The scoring in Rummy is winner-takes-all. When a player has won a round, the cards his opponents still have in their hands are counted and the winner gets points based on them.
Face cards are worth 10 points each, aces are 1 point, and other cards are worth their rank, e. The points for all the losers are added together and given to the winner.
In some variations each player gets his points as penalty points, but not in this version. The score needed to win the entire game varies based on how many players there are.
When a player reaches the target score he has won the entire game. Since scoring is based on cards left in hand it makes sense to try to meld and lay off as early as possible.
A player has not melded or laid off any cards during the game, but can get rid of all his cards in one turn earns a bonus, his points are doubled!
This is called Going Rummy , and is a risky move, since you have a lot of cards for a long time, but can really pay off if you manage to do it successfully!
There are two cases where the game can end in a stalemate. One, as mentioned above, is when the stock has been depleted twice. The other is when the game detects that none of the players will be able to finish their hands.
This can for example happen when all players have only one card left, and there are no possible lay offs on the melds on the table.
This online version of the classic card game Rummy was made by me. I have been told that among some players the name Gin Rummy in fact refers to not to the game described below, but to the game which is called Rum on this web site.
Adda52 Rummy offers live, multiplayer 13 and 21 Card Indian Rummy on the web and Android phones and tablets. It is owned by Gaussian Networks and was registered in The affiliate company Raketech was founded in by professional poker players Erik Skarp and Johan Svensson.
The first dealer is chosen randomly by drawing cards from the shuffled pack - the player who draws the lower card deals.
Subsequently, the dealer is the loser of the previous hand but see variations. In a serious game, both players should shuffle, the non-dealer shuffling last, and the non-dealer must then cut.
Each player is dealt ten cards, one at a time. The twenty-first card is turned face up to start the discard pile and the remainder of the deck is placed face down beside it to form the stock.
The players look at and sort their cards. The object of the game is to collect a hand where most or all of the cards can be combined into sets and runs and the point value of the remaining unmatched cards is low.

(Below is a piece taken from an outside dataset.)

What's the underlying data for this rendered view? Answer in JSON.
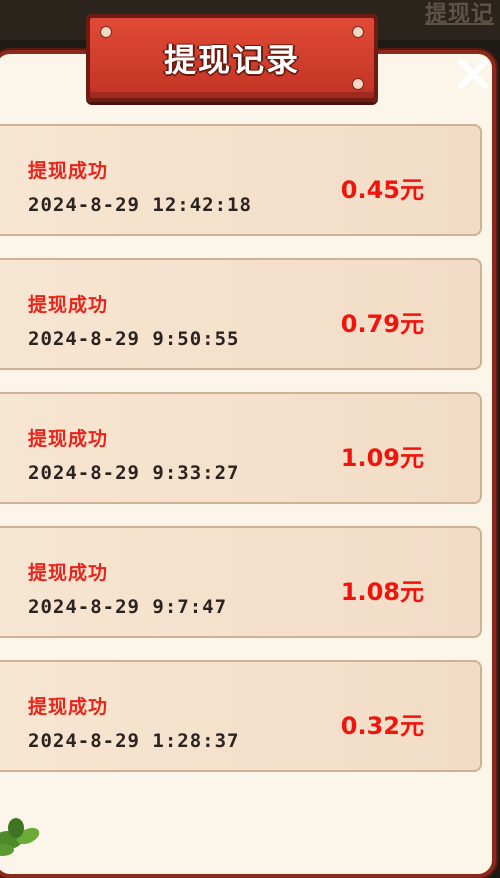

A card can belong to only one combination at a time - you cannot use the same card as part of both a set of equal cards and a sequence of consecutive cards at the same time.
For example if you have 7, 7, 7, 8, 9 you can use the 7 either to make a set of three sevens or a heart sequence, but not both at once. To form a set and a sequence you would need a sixth card - either a 7 or a Note that in Gin Rummy the Ace is always low.
A is a valid sequence but A-K-Q is not. For the first turn of the hand, the draw is done in a special way. First, the person who did not deal chooses whether to take the turned up-card.
If the non-dealer declines it, the dealer may take the card. If both players refuse the turned-up card, the non-dealer draws the top card from the stock pile.
You can end the play at your turn if, after drawing a card, you can form sufficient of your cards into valid combinations: This is done by discarding one card face down on the discard pile and exposing your whole hand, arranging it as far as possible into sets groups of equal cards and runs sequences.
Any remaining cards from your hand which are not part of a valid combination are called unmatched cards or deadwood. Ending the play in this way is known as knocking , presumably because it used to be signalled by the player knocking on the table, though nowadays it is usual just to discard face down.
Knocking with no unmatched cards at all is called going gin , and earns a special bonus.